Originally conceived in Polynesia, the modern sport of stand-up paddling (SUP) took hold in the Hawaiian Islands. The Hawaiian term for SUP is Ku Hoe He’e Nalu: to stand, to paddle, to surf a wave. In the early 60’s, surfers in Waikiki stood on their long boards and paddled back to shore with outrigger paddles; they were able to take better pictures of tourists learning to surf and take a breather, along the way. These early handymen were called the Beach Boys of Waikiki and their new way of navigating the waves, Beach Boy Surfing. Around the millennium, in the early 2000s, icons such as Laird Hamilton and Brian Kealana embraced the new realm of SUP; they used it to train when the surf was down, take pictures of their surf students for the scrapbook and maybe even enjoy a smoke or two.

MacArthur discovered SUP on his honeymoon to Fiji, in 1993. “It was a combination of my two favorite water sports, surfing and paddling,” he shares. “The following year, I added standup paddling to my own river ventures. I used a standard 12 foot long board and an old windsurfer for the first few seasons, as there weren’t any SUP river- specific boards at the time,” he explains.

“In 2000, my friend Phil Wegener encouraged me to post a YouTube video of me stand-up paddling on the Toothache section of the Roaring Fork River.” Almost immediately Todd Bradley, of C4waterman Board Manufacturers in Hawaii, tracked him down and the two powwowed about the equipment needed for taking the sport from ocean salt water to the fresh water rivers. With input from MacArthur and three renowned Hawaiian watermen, Bradley produced the C-MAC ATB River Board (short for Charlie Mac's All Terrain Board), a 10-foot, 6-inch epoxy board, the first specifically designed to paddle whitewater rivers.

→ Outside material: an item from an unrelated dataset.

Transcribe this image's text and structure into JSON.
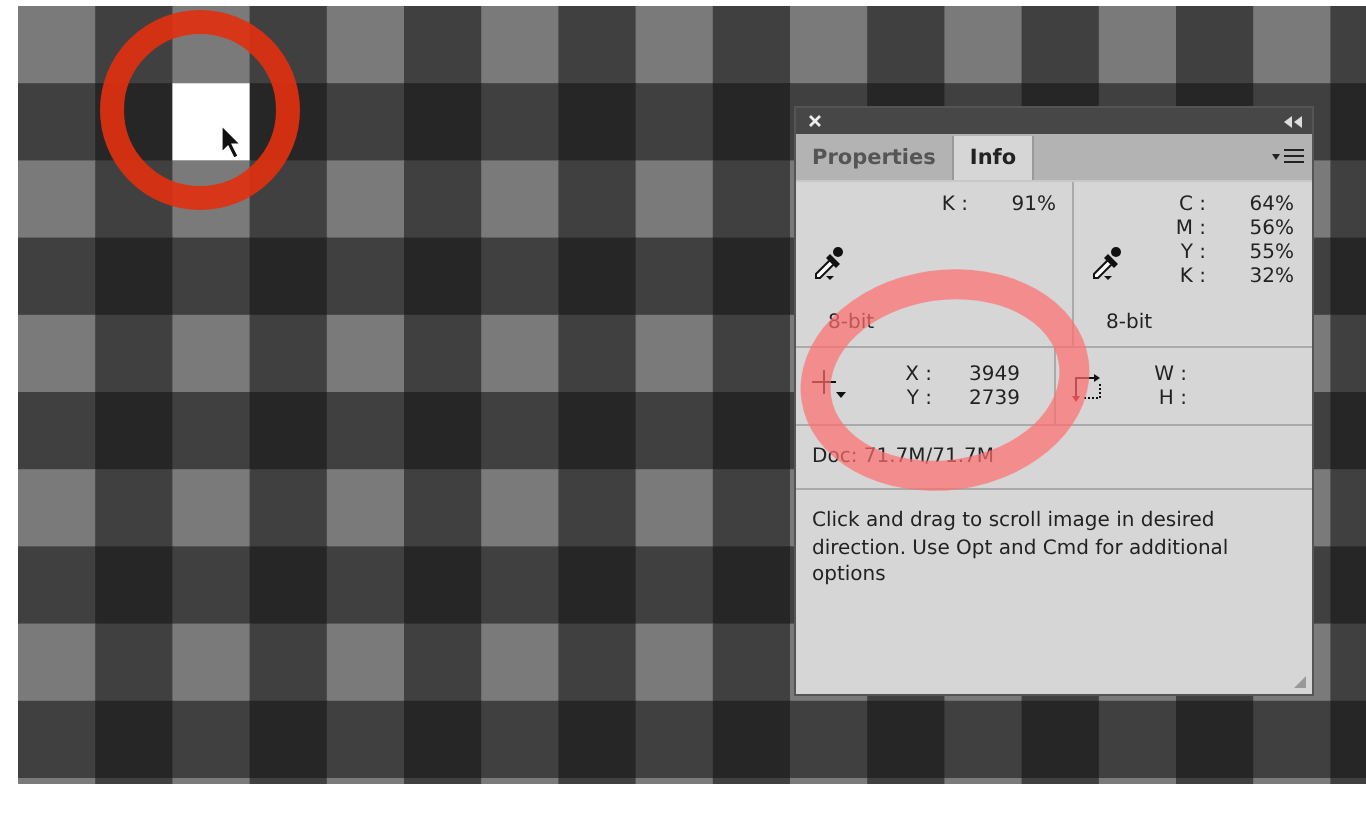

“Freshwater rivers require more flotation than the ocean’s salt water,” explains MacArthur. “Ocean waves are more buoyant and actually move through the water, while river water actually flows through standing waves. River waves maintain their intensity and last indefinitely, with the constant water flow. As one progresses in river SUP, to harder and bigger water, a wider and thicker board is needed, to handle the more violent cross currents and erratic waves.”
Westwater and SandstoneWestwater and Sandstone
Yet there’s plenty of room for learning and getting to know the sport, with gentle waves, expert instruction and an amazing workout, smiles guaranteed. From Aspen's local waters, to warmer, more desert-like stretches, such as Westwater near the Utah border, there are plenty of places to sample the fun, and fitness benefits, of Stand-Up Paddling. MacArthur offers group lessons, single lessons and even a little bit of yoga, the sturdy, stable board doubling as a roomy yoga mat.

Anyone who knows how to swim and walk can SUP,” says MacArthur. And strengthen the core, in the process. “Core strength is definitely enhanced with time and proper technique; and not just the abdominals, but the entire torso,” he continues. “Beginners can expect a really fun time on the water! You can rest really easily by lying down, sitting, or kneeling and you’ll acquire the skills to paddle forward, backwards and to stop. Beginners can expect to paddle, the first time, on flat-water.”

For more information and to book your stand-up paddling adventure, contact, 970-925-4433. Photos courtesy of Todd Patrick Photography,